If you're animating to audio in After Effects, using audio stems (component parts of a track or beat) can give you a lot more flexibility. Here’s an example.
On my drive I have the component parts of a beat: Kick, Snare, etc. I made these in Logic Pro.
Go to File > Import File and navigate to your audio. Import the files into your project.
It’s a good idea to organize your project. I’ve created a folder called ‘Audio’ by Control-clicking in the Project Window and choosing New Folder.
It’s also a good idea to check that the sample rate of your project is the same as your audio. My files are at 44.1 kHz. I set my project to be the same by going to File > Project Settings.
Create a new Composition (Command-N). Make it the length of your audio (mine is about 20 seconds).
Drag the audio files into the comp.
This next bit is quite important: I want to turn my Kick into keyframes to drive one part of the animation. When converting audio to keyframes like this you need to mute all the other audio as After Effects seems to take this information from the audio outputs. In other words, this process is not layer-specific!
With the Kick ‘soloed’ Control-click on the audio layer and choose Keyframe Assistant > Convert Audio to Keyframes.
After Effects will create a new Null Object called ‘Audio Amplitude‘ that contains the keyframes. There are three versions: Left Channel, Right Channel and Both Channels. All you need is Both Channels so you can delete the others.
You can see the keyframes by selecting the Both Channels ‘Slider’ and opening the Graph Editor. You can see that around each Kick hit I get a value around 25.
Rename the layer something useful like Kick KF.
Create a new Solid (Command-Y).
Go to Effect > Generate > Radio Waves. Left to its own devices Radio Waves will emit a shape (based on the number of Polygon sides) from a central point at a specified frequency. Not too exciting!

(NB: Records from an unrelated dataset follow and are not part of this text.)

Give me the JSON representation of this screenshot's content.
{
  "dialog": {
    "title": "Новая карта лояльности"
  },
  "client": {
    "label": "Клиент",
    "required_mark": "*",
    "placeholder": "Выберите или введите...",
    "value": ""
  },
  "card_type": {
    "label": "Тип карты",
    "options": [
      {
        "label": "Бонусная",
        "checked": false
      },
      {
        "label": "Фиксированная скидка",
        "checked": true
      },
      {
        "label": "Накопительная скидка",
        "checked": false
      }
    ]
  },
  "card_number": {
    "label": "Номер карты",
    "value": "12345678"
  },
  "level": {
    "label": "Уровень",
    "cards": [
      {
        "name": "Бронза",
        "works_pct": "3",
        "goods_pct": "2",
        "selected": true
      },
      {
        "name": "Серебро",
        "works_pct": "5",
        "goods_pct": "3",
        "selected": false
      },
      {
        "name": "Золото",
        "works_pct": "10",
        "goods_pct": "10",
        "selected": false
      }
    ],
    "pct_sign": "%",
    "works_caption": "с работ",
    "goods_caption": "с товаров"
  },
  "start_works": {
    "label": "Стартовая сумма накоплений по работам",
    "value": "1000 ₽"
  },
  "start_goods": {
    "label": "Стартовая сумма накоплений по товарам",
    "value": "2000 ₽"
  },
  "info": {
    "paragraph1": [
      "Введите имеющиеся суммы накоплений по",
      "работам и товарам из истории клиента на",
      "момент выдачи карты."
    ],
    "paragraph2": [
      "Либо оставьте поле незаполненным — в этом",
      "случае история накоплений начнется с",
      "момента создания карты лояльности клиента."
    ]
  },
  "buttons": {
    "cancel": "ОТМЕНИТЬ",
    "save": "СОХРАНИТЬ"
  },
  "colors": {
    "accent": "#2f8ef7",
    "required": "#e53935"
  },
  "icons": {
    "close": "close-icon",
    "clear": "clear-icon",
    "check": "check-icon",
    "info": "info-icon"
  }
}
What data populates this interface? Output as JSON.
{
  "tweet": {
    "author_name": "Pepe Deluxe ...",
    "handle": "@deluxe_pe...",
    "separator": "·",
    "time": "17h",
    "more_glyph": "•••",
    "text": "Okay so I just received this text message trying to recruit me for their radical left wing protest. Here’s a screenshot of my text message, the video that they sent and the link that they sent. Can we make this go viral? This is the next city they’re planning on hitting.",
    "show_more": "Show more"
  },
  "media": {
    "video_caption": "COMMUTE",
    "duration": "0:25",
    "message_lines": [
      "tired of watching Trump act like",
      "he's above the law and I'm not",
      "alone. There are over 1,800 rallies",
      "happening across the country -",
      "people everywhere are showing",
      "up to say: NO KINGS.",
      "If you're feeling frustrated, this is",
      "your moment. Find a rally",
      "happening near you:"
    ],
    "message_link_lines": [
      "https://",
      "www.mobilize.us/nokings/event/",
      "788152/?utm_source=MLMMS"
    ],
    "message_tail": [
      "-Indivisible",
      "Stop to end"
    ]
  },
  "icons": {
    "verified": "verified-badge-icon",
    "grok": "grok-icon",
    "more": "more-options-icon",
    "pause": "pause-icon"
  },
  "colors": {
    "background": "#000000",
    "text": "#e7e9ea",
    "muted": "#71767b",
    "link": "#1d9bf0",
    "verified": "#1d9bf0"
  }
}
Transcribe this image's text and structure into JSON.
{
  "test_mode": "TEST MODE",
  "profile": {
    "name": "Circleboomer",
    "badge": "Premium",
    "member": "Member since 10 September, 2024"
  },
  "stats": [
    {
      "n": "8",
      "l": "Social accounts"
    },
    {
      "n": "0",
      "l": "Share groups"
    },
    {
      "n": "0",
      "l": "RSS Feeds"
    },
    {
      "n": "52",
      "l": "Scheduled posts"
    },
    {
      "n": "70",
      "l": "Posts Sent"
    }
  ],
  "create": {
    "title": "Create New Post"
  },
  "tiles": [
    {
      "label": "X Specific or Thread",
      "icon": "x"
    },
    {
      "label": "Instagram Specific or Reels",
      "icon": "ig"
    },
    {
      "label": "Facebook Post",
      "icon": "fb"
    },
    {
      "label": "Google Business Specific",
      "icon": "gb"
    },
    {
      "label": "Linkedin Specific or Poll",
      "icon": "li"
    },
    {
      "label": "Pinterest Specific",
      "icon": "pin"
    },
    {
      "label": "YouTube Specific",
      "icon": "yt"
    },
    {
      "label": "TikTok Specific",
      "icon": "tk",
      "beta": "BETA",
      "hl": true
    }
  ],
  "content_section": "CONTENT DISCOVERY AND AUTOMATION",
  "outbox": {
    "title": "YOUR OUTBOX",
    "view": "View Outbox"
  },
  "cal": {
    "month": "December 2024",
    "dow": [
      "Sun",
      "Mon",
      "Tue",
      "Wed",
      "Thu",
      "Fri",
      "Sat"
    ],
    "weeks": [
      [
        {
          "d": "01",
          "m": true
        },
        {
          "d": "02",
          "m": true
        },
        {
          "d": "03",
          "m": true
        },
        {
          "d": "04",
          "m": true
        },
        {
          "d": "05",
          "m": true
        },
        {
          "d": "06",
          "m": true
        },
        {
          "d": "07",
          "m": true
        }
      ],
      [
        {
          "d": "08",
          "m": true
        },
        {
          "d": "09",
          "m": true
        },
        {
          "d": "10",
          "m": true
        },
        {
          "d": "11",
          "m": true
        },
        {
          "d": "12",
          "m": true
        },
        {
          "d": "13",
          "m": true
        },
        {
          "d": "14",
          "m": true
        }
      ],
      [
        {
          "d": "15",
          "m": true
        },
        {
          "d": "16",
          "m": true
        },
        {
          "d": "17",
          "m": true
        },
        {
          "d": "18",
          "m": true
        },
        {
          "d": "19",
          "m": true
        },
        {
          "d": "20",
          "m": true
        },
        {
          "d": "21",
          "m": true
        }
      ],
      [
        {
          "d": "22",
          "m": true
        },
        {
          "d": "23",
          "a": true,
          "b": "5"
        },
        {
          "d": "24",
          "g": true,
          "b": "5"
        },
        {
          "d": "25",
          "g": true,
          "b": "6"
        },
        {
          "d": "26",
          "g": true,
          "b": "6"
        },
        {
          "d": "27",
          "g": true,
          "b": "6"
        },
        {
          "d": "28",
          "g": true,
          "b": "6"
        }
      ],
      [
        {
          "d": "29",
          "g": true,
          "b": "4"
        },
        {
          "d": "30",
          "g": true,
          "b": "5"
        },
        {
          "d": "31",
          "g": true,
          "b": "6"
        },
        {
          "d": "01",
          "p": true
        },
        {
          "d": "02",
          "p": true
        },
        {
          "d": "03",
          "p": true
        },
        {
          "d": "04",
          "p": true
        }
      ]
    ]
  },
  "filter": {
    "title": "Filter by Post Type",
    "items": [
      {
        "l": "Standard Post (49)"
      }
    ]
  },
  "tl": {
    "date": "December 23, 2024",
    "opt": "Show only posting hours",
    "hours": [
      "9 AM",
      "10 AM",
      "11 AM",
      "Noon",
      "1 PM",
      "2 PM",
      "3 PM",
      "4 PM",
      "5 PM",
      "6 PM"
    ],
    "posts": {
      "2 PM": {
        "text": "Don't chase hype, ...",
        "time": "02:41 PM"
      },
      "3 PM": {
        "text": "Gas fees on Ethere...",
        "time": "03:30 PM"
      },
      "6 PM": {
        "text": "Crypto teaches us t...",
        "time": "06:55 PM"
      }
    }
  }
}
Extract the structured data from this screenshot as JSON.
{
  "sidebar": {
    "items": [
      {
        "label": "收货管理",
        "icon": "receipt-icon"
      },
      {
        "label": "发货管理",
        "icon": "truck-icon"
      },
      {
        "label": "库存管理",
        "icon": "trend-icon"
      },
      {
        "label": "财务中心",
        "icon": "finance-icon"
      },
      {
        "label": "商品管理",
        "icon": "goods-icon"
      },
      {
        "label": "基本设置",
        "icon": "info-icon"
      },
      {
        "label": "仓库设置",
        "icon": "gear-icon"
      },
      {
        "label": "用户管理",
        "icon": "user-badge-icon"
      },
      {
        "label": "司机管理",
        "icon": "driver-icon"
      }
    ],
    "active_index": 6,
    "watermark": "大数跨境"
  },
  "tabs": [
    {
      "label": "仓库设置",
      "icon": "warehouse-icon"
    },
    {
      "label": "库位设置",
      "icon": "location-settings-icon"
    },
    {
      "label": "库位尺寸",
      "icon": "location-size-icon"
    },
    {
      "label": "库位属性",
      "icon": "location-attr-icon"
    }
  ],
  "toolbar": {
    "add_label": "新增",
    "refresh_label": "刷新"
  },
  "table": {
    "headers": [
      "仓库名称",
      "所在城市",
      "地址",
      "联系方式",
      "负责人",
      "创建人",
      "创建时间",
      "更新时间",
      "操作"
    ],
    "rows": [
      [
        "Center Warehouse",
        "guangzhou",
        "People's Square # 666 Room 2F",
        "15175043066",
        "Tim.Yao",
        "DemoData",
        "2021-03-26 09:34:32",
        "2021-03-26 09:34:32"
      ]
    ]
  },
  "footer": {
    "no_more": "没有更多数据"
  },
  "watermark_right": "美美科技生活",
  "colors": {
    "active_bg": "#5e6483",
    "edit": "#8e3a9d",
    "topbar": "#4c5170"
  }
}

We’re going to drive the frequency with our keyframes so on every Kick a shape is emitted.
Here are my settings for the basic look of my Kick waves:
So we’re going to make an expression to drive the Frequency. Option-click the stopwatch by Frequency in the Radio Waves plug-in.
I’m going to create a variable called ‘Kick’ to store the value of our Kick keyframes. I’ll write "Kick =" and then pickwhip to the Both Channels slider.
Now the value of my Kick hits was around 25. I need to scale this down to around 1 so that each hit generates a shape once. 25 shapes would be over the top!!
I can do this with the Linear expression. This scales one set of values to another. Here’s the expression:
linear(variable name, old value min, old value max, new value min, new value max)
The variable I want to scale is Kick. I want to scale 0-25 into 0-1. My expression will look like this.
linear(Kick, 0, 25, 0, 1)
Using these numbers I get the result I’m after. You may need to play with the old value max as this is the threshold.
Select the three layers that pertain to the Kick sound.
Press Command-Shift-C to Pre Compose the layers. Call it ‘Kick PreComp’.
You’ll now need to repeat this process with your other audio stems (Yawn…). Don’t forget that the numbers generated by each sound will be different so you’ll need to tweak the Linear expression to suit.
There are so many things you can do with this technique. For instance, the color of my waves is white which means I could use them as a Luma Matte to reveal other layers like video or images.
Here’s one example: All I’ve done is make my layers 3D and tint each one a different color. I’ve adjusted the number of sides for each stems Radio Waves so each sound is a different shape.
Then I move them in 3D space and rotate a camera around them. Nice!
This technique can produce some much cooler effects when working with more powerful plug-ins like Trapcode Particular. Try it out!